Before the lecithin proceeds to the “degumming” phase, the crude oil endures a multi-step process to remove the hexane.

After you consider all aspects of the “degumming” process, what you’re left with is a gooey muck leftover from the crude soy oil containing a number of solvents and pesticides, and has a density that ranges from a gummy fluid to a plastic solid.

Today lecithin is used in most processed foods as a way to keep the water and fats in certain foods like margarine, peanut butter, ice cream and coffee creamers from separating.


Soy allergies are becoming increasingly more prominent in the U.S.  Soy allergies originate from soy proteins, so whether or not soy lecithin is responsible for an allergic reaction depends on the quantity of soy protein in the food.

Although soy allergies normally occur in infants and small children, it can surface at any age.

According to, soybeans are legumes and other foods in the legume family tree include peanuts, kidney beans, lima beans, string beans, pinto beans, peas and lentils.

Some people with soy allergies have a reaction after certain legumes and should consult with their doctor about what other legumes they should stay away from.


According to WebMD, allergic reactions to foods usually happen within minutes, but can sometimes-surface hours after ingesting the food.

The severity of the allergic reaction varies by person, but can be as mild as some itching and a few hives, to more life-threatening cases that involve respiratory problems that include swelling of the throat.

The symptoms of food allergies may include the following:

  • Itching
  • Hives
  • Eczema
  • Swelling of the lips, tongue or throat
  • Nausea, vomiting or diarrhea
  • Dizziness
  • Fainting
  • Chest tightness and trouble breathing
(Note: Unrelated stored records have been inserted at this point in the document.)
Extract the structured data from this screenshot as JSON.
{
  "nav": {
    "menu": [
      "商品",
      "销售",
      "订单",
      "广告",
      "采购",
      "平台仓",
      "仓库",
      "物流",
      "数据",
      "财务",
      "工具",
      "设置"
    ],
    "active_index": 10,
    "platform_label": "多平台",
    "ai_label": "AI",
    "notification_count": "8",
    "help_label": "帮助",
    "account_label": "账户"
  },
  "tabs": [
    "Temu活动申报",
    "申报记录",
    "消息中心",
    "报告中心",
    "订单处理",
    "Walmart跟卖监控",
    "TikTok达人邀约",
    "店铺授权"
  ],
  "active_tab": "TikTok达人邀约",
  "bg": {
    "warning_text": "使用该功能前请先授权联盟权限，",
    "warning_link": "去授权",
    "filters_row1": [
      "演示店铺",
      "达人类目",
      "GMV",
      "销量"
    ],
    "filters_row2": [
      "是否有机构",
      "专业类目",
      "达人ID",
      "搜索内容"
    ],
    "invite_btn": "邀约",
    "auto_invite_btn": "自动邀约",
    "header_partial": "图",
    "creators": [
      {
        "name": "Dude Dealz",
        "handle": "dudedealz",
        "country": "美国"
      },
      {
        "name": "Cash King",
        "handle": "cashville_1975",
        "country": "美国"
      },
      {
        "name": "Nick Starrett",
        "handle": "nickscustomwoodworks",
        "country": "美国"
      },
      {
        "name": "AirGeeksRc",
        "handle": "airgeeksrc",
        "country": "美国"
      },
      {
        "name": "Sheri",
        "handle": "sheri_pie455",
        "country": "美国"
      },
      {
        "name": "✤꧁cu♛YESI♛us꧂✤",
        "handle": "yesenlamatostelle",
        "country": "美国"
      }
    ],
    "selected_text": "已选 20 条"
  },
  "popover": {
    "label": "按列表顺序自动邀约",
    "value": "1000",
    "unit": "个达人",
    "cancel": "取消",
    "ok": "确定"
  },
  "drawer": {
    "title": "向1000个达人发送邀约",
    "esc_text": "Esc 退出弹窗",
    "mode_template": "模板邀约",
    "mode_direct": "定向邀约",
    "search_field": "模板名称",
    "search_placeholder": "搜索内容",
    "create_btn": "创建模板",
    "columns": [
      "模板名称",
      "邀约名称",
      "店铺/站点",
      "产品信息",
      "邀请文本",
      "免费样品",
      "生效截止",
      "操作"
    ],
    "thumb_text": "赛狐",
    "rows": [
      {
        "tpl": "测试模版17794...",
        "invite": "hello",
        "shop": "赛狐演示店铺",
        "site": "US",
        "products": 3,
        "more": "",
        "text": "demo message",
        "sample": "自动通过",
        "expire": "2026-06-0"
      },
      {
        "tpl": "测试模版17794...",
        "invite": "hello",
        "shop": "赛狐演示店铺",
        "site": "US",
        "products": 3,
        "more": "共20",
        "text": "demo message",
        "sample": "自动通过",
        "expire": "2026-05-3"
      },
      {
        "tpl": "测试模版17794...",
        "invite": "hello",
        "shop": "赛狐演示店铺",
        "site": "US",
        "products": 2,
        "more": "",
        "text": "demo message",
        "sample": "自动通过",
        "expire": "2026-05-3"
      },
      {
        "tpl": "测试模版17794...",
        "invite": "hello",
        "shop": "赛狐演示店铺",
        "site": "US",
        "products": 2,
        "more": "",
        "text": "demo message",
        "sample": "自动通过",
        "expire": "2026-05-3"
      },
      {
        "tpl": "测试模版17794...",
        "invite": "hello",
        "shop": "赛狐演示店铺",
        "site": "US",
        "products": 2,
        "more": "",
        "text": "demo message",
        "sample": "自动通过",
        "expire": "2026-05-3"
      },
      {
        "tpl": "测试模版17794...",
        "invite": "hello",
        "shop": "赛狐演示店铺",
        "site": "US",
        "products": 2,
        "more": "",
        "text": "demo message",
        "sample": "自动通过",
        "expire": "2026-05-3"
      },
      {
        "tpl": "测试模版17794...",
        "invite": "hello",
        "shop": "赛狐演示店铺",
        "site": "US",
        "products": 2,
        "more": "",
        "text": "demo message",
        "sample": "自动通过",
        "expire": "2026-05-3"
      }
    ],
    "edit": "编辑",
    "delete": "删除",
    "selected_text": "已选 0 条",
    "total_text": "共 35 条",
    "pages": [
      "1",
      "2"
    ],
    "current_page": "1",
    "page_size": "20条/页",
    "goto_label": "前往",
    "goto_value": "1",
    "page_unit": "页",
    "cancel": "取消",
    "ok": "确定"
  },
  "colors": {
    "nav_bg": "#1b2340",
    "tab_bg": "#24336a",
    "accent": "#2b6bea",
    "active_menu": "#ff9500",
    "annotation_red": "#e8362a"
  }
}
If your doctor has diagnosed you with having soy allergies, then the only sure fire way to avoid an allergic reaction is by staying clear of soy products altogether.

Avoiding soy lecithin is extremely difficult to do because it’s inside most processed food products.  The Food and Drug Administration (FDA) now requires food manufacturers to list common food allergens on food labels.

Food labels must clearly list the eight most common food allergens that attribute to most allergic reactions: cow’s milk, soy, wheat, egg, peanuts, tree nuts, fish and shellfish.

It’s clear that the source of soy lecithin plays a major role in determining whether or not a person with soy allergies will experience an allergic reaction.

Researchers and physicians at say that since protein makes up such a low concentration in most foods, and soy lecithin itself accounts for no more than one percent of processed foods, it’s usually not deemed a severe problem in individuals with minor sensitivities to soy.


When you take a step back and look at the bigger spectrum of things, you’ll find that soy lecithin is an additive that is almost impossible to avoid.

Unless you disregard processed foods altogether ¾ not to mention your favorite treats – it’s best that you educate yourself on the ingredients of certain foods.

Does this food contain traces of soy lecithin?  If so, how much?

Furthermore, if you think you may have food allergies related to soy products, then it’s best to consult your doctor so he or she can run some tests to pinpoint what foods are causing your symptoms.

Be proactive.